:: Task inputs ::

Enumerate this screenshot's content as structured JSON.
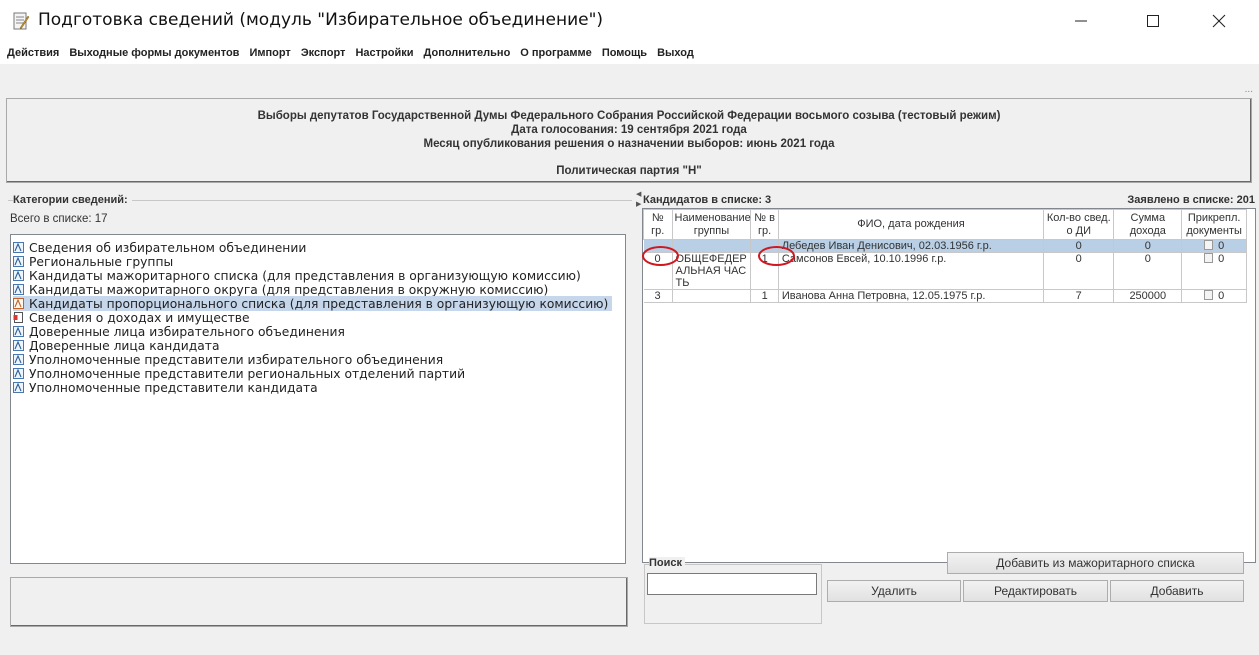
{
  "window": {
    "title": "Подготовка сведений (модуль \"Избирательное объединение\")"
  },
  "menu": [
    "Действия",
    "Выходные формы документов",
    "Импорт",
    "Экспорт",
    "Настройки",
    "Дополнительно",
    "О программе",
    "Помощь",
    "Выход"
  ],
  "header": {
    "line1": "Выборы депутатов Государственной Думы Федерального Собрания Российской Федерации восьмого созыва (тестовый режим)",
    "line2": "Дата голосования: 19 сентября 2021 года",
    "line3": "Месяц опубликования решения о назначении выборов: июнь 2021 года",
    "line4": "Политическая партия \"Н\"",
    "more": "..."
  },
  "categories": {
    "legend": "Категории сведений:",
    "total": "Всего в списке:  17",
    "items": [
      "Сведения об избирательном объединении",
      "Региональные группы",
      "Кандидаты мажоритарного списка (для представления в организующую комиссию)",
      "Кандидаты мажоритарного округа (для представления в окружную комиссию)",
      "Кандидаты пропорционального списка (для представления в организующую комиссию)",
      "Сведения о доходах и имуществе",
      "Доверенные лица избирательного объединения",
      "Доверенные лица кандидата",
      "Уполномоченные представители избирательного объединения",
      "Уполномоченные представители региональных отделений партий",
      "Уполномоченные представители кандидата"
    ],
    "selected_index": 4
  },
  "candidates": {
    "count_label": "Кандидатов в списке: 3",
    "declared_label": "Заявлено в списке: 201",
    "columns": [
      "№ гр.",
      "Наименование группы",
      "№ в гр.",
      "ФИО, дата рождения",
      "Кол-во свед. о ДИ",
      "Сумма дохода",
      "Прикрепл. документы"
    ],
    "rows": [
      {
        "gr": "",
        "group": "",
        "num": "",
        "fio": "Лебедев Иван Денисович, 02.03.1956 г.р.",
        "di": "0",
        "income": "0",
        "docs": "0"
      },
      {
        "gr": "0",
        "group": "ОБЩЕФЕДЕРАЛЬНАЯ ЧАСТЬ",
        "num": "1",
        "fio": "Самсонов Евсей, 10.10.1996 г.р.",
        "di": "0",
        "income": "0",
        "docs": "0"
      },
      {
        "gr": "3",
        "group": "",
        "num": "1",
        "fio": "Иванова Анна Петровна, 12.05.1975 г.р.",
        "di": "7",
        "income": "250000",
        "docs": "0"
      }
    ],
    "selected_row": 0
  },
  "search": {
    "legend": "Поиск",
    "value": ""
  },
  "buttons": {
    "add_from_major": "Добавить из мажоритарного списка",
    "delete": "Удалить",
    "edit": "Редактировать",
    "add": "Добавить"
  },
  "colors": {
    "selection": "#c6d7ec",
    "annotation_circle": "#d01820"
  }
}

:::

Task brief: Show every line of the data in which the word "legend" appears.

Result:
    "legend": "Категории сведений:",
    "legend": "Поиск",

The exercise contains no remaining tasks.